Khoi Vinh’s review published on Letterboxd:
You wouldn't think that one could make a career out of incredibly idiosyncratic explorations of extreme subjectivity, but Charlie Kaufman is doing it. His loopy, borderline gimmicky tragicomedies appear on the surface to be vain indulgences in his neuroses, but they're usually just as much interested in immersing viewers in the gap between the way protagonists and antagonists view their world. Wading into this nether territory with Kaufman is never going to be less than interesting—he hasn't written or directed a film yet that's been anything less than fascinating—but that doesn't also mean it's never going to be a test of one's patience, either.

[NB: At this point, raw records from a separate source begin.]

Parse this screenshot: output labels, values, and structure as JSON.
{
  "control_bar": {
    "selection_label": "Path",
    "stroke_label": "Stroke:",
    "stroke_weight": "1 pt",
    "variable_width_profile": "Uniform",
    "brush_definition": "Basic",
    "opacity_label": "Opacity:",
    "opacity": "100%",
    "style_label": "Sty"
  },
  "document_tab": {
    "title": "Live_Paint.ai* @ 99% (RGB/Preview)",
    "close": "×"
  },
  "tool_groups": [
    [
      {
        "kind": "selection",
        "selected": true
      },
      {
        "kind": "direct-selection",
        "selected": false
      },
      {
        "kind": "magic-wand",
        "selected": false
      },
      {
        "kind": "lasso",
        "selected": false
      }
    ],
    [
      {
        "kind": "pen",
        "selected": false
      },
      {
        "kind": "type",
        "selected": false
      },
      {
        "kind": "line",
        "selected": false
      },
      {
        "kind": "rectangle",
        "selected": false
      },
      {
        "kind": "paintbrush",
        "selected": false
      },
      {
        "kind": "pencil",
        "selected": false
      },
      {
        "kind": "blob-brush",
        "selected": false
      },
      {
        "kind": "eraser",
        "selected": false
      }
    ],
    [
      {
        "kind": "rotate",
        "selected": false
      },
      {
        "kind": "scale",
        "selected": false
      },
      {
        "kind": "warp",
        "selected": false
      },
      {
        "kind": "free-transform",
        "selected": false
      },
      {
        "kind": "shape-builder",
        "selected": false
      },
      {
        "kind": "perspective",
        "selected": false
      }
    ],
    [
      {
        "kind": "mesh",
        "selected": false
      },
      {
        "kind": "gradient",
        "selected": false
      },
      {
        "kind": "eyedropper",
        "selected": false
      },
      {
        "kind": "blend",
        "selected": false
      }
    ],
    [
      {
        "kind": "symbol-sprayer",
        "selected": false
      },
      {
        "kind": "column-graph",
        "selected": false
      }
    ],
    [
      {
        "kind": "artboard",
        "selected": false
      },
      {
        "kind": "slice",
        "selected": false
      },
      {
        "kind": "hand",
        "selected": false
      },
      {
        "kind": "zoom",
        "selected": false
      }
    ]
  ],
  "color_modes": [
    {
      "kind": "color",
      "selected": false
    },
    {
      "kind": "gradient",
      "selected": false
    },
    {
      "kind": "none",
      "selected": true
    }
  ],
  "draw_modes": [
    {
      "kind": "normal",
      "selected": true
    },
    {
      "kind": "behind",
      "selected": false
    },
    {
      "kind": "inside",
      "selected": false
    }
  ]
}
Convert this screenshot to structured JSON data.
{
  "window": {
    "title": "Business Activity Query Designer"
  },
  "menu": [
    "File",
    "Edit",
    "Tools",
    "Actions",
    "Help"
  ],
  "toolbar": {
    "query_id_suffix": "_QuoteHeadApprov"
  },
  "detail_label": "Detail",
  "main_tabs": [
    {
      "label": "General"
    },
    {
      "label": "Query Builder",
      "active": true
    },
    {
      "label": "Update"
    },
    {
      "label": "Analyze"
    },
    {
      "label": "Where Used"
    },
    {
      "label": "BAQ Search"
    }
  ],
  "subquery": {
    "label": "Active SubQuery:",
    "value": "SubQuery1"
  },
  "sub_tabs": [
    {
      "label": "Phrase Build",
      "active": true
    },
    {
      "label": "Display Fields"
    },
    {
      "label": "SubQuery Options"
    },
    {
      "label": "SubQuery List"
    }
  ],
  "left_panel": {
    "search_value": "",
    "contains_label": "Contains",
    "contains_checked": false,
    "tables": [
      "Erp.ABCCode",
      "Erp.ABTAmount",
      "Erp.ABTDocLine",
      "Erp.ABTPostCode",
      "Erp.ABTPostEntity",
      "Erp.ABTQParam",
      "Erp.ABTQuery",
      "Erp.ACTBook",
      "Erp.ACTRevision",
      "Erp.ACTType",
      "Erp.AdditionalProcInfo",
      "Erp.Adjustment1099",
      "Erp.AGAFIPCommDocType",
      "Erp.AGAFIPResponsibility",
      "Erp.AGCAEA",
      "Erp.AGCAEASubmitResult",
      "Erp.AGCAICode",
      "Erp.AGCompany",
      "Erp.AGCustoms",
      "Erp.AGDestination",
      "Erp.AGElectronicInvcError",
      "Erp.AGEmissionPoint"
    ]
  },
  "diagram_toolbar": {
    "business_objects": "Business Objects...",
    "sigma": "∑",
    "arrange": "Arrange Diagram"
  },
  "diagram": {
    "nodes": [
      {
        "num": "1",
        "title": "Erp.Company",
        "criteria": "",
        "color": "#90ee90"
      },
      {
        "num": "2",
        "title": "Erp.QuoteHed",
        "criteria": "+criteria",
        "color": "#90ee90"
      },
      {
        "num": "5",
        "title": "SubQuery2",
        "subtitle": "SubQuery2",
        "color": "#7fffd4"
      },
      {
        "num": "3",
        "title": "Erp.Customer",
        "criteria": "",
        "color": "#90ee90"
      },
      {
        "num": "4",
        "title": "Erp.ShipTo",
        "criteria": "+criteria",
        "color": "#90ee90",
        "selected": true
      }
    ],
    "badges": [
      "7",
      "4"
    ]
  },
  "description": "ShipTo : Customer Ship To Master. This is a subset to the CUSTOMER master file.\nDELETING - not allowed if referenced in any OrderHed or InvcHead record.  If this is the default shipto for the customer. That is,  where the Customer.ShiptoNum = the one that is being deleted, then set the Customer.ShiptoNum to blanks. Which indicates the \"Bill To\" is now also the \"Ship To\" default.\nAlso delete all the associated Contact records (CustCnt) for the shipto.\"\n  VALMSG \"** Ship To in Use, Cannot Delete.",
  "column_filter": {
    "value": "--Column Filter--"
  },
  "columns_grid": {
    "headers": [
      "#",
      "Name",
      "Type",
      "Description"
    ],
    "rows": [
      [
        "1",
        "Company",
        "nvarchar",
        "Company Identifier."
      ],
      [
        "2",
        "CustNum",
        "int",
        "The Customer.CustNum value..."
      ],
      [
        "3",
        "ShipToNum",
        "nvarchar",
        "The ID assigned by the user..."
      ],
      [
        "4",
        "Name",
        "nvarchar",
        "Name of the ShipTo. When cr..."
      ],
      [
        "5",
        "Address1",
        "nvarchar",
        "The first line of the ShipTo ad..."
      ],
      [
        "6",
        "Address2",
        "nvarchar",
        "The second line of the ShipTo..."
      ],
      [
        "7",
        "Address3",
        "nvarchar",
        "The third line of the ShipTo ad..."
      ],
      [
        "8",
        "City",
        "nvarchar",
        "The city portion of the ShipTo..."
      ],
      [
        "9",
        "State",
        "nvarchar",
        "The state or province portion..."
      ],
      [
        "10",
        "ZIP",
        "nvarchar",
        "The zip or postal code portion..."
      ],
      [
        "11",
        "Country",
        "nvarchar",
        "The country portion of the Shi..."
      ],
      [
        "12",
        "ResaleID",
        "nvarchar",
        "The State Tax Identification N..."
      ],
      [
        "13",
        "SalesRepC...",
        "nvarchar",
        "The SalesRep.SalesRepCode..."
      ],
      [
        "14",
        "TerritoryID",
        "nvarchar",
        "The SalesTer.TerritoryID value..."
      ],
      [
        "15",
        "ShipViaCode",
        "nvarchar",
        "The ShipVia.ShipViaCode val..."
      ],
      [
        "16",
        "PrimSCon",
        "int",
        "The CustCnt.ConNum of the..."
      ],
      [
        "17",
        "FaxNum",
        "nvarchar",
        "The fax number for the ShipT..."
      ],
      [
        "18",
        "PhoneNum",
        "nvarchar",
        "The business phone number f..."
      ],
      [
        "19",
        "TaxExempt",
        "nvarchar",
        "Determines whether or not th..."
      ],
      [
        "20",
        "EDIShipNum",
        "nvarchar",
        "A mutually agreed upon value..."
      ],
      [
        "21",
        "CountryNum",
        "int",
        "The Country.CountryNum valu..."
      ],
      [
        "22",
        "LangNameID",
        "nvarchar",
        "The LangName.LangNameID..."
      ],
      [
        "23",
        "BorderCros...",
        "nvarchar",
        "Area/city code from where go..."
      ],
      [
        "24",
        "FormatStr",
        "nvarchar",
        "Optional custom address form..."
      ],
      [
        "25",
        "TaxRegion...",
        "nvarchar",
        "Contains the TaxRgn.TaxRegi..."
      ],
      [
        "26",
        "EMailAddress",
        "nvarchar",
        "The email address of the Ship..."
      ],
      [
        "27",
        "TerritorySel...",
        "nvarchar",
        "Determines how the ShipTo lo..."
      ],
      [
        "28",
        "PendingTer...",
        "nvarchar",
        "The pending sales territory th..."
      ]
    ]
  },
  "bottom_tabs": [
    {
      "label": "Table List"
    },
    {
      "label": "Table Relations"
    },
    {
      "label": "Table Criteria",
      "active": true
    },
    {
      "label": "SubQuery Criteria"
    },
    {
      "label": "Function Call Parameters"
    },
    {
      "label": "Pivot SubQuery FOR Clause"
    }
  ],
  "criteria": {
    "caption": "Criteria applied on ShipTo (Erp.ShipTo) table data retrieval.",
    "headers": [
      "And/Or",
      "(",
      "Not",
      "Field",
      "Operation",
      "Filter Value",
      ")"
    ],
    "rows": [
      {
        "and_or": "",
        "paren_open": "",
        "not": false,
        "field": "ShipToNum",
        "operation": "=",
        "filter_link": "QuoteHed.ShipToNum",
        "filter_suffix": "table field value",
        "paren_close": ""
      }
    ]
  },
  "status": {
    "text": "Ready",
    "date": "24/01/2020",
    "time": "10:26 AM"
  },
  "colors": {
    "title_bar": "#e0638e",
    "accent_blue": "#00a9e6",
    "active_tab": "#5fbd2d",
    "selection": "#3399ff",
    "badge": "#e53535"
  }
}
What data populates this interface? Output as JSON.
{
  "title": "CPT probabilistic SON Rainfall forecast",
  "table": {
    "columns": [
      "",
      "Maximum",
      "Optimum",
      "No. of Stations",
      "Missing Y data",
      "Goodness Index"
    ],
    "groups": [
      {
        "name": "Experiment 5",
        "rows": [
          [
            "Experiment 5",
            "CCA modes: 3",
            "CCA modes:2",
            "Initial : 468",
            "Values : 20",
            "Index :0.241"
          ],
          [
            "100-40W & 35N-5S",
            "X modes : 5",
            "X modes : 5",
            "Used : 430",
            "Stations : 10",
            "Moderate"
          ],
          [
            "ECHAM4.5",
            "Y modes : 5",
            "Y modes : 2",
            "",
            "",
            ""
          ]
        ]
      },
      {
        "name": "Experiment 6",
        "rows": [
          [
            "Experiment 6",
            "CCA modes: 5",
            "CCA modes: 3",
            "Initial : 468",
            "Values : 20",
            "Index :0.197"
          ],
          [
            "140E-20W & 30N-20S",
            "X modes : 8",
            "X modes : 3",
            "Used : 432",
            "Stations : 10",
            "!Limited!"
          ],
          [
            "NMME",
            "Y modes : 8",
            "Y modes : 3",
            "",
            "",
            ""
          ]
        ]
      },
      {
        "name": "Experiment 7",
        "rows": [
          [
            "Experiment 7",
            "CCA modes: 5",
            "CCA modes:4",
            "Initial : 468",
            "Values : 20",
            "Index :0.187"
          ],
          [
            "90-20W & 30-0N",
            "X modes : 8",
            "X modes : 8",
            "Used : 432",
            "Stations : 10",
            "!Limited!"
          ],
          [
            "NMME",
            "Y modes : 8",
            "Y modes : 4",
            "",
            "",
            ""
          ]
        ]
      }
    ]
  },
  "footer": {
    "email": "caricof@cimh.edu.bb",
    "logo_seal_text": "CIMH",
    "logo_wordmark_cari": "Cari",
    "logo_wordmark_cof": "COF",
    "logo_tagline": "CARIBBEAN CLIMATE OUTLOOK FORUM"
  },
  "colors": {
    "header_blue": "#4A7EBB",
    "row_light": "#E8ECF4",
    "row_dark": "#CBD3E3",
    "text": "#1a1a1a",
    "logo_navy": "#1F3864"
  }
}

This is definitely the latter. What starts out as a fairly compelling two-hander with the leads bantering on an extended drive interlaced with a surprisingly deft voiceover (voiceovers are _never_ surprisingly deft) eventually becomes standard Kaufman shorthand: dream logic blocking, elliptical editing, jump scare cutaways etc. No one else can do this stuff like Kaufman can and so few even try, so it's somewhat forgivable that little of it rises above the amusing. But the last third, which is by turns reminiscent of Lynch or Godard, feels much less assured as it devolves into a game of semiotic Clue, leaving the viewer to match up wryly dropped hints with narrative twists. Kaufman does not want to explain it all or do all of the expository work for the viewer, which is fair, but I'm not convinced he's fully doing his job as a storyteller, either.